It’s a good way to see how different candidates interact with other people and their future coworkers if they get hired. Cultural fit is among the most important factors to determine whether or not a candidate will succeed in your company.
9. Ask Candidates Non-Traditional Interview Questions
Damian Birkel, Founder & Executive Director of Professionals In Transition® Support Group, Inc. shares some of what he calls "Off-the-Wall" Interview Questions such as:
- How many ping pong balls would fit into a Boeing 747?
- You have just fallen into a large bowl of salad. How do you get out?
- How many street lights are in Manhattan?
- If you could speak to one type of animal, what would it be?
- If you were a t-shirt, what color would you be and why?
When used in combination with more traditional interview questions, Damian believes this gives you insight into the candidate's creativity and thought processes.
The common factor is that they catch you off guard and forces you to think on your feet. Because there are no real right or wrong answers, questions like these show interviewers how you creatively handle unpredictable problems. Your ability to share your thought patterns and explain succinctly how you arrived at an answer is what interviewers are looking for.

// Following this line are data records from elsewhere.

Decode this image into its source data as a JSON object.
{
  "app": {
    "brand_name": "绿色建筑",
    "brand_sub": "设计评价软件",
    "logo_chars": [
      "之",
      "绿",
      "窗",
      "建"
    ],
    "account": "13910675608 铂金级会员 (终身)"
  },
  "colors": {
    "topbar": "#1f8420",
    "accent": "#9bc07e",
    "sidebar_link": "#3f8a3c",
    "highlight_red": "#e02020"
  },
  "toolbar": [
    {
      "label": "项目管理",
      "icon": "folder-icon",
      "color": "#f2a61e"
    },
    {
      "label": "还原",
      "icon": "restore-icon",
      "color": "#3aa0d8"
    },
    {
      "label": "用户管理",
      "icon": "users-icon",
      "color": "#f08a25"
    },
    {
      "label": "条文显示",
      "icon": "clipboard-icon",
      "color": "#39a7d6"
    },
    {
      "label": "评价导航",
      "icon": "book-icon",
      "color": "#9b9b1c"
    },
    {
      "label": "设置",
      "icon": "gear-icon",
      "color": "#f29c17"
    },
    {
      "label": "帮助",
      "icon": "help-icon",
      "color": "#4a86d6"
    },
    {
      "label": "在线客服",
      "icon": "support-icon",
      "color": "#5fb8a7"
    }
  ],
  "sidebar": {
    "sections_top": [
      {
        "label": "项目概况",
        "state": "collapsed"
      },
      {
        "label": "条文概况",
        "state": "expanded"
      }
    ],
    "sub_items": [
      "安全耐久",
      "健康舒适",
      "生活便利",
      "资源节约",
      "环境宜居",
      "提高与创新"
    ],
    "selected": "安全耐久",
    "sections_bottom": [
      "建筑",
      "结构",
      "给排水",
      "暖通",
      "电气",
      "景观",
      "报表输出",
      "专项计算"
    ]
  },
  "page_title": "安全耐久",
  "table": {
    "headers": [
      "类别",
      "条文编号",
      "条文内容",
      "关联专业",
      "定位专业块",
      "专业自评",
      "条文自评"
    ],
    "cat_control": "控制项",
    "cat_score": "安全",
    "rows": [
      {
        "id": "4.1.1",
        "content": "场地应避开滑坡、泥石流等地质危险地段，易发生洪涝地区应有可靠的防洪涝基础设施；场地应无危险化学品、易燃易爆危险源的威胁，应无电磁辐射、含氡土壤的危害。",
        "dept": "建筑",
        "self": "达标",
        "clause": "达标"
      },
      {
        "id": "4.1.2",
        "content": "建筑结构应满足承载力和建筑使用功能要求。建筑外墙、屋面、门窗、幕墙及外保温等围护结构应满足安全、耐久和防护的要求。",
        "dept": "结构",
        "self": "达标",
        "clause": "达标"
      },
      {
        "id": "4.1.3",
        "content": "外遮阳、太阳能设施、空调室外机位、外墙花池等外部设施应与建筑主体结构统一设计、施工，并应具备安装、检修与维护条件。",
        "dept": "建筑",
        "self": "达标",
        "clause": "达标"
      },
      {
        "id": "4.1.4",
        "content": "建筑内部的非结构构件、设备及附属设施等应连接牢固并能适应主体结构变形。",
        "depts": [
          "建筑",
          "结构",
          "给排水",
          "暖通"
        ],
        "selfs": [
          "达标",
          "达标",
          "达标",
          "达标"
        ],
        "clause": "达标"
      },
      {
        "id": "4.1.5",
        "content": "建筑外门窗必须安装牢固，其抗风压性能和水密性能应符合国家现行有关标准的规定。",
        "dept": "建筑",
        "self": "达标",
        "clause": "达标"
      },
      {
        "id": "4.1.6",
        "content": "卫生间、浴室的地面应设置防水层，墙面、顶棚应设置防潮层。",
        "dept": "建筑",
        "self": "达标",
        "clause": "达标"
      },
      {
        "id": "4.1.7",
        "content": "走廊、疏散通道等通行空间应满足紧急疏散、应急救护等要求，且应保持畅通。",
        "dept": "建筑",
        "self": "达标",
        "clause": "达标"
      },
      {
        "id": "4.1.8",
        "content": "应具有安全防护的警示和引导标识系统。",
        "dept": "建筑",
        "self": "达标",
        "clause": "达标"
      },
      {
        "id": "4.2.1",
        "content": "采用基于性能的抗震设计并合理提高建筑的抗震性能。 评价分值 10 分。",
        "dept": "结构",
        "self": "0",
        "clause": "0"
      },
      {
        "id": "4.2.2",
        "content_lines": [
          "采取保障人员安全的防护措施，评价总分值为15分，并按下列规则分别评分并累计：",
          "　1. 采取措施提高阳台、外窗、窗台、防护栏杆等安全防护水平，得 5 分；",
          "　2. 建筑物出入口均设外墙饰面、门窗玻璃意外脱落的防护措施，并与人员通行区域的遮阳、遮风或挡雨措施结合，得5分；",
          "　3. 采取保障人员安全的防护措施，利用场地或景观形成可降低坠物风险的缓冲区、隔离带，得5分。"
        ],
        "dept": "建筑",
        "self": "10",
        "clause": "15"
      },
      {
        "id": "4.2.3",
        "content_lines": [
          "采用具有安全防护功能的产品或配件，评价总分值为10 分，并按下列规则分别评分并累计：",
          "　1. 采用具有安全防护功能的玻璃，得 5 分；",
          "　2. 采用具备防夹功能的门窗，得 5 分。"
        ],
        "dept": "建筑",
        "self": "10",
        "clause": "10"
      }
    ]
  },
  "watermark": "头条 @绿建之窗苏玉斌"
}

Another easy way to improve your interview questions is to focus mostly on experiences instead of qualifications. Ask your candidates about professional experiences where they didn’t perform as great as they wanted to. Ask them about the lessons learned. The main thing is to see whether the candidate is able to quickly answer this question in a clear and specific manner — that’s how you can spot an accountable and self-aware person.
10. Don’t Underestimate Video Interviews
Video interviews are nothing new, however, many recruiters don’t realize that they are a real win-win solution! If your organization is innovative, then video interviews are a must-have technology. Darrell Rosenstein, Founder of The Rosenstein Group says,
My go-to interview method is one-way video interviews. Besides reducing time to hire, this technique allows candidates to go beyond the bullet points on their resume and instead tell their story. Based on how they respond to basic interview questions, I can evaluate their capabilities, soft skills, and even get a feel for their personality before recommending them to a hiring manager.
With video interviewing, you are also greatly reducing the costs associated with hiring. Your candidates can save a lot of time with no need to drive to your office, while you can interview many more applicants quickly. Optionally, candidates can also pre-record their responses on their time and you can watch them on yours. Be sure to ask candidates the same questions to helps minimize bias in hiring and promote equality.
This is an incomplete list of modern hiring trends. New tools and methods are always appearing, and if you don’t want to lag behind, you need to embrace them. Look for diversity, try non-traditional interview techniques, and find talent faster than ever before using innovative AI solutions.
Fortunately, modern hiring managers and recruiters don’t need to rely solely on traditional approaches, which have their weaknesses and are quickly becoming obsolete. New interview techniques allow you to better understand candidates and to evaluate their skills more accurately, therefore making better decisions.
Ester Brierley is a QA Engineer in a software outsourcing company and a competent virtual assistant for College Writers. Adores researching cutting-edge digital trends and sharing them in her writing pieces as a seasoned content creator for many websites. Follow her on Twitter.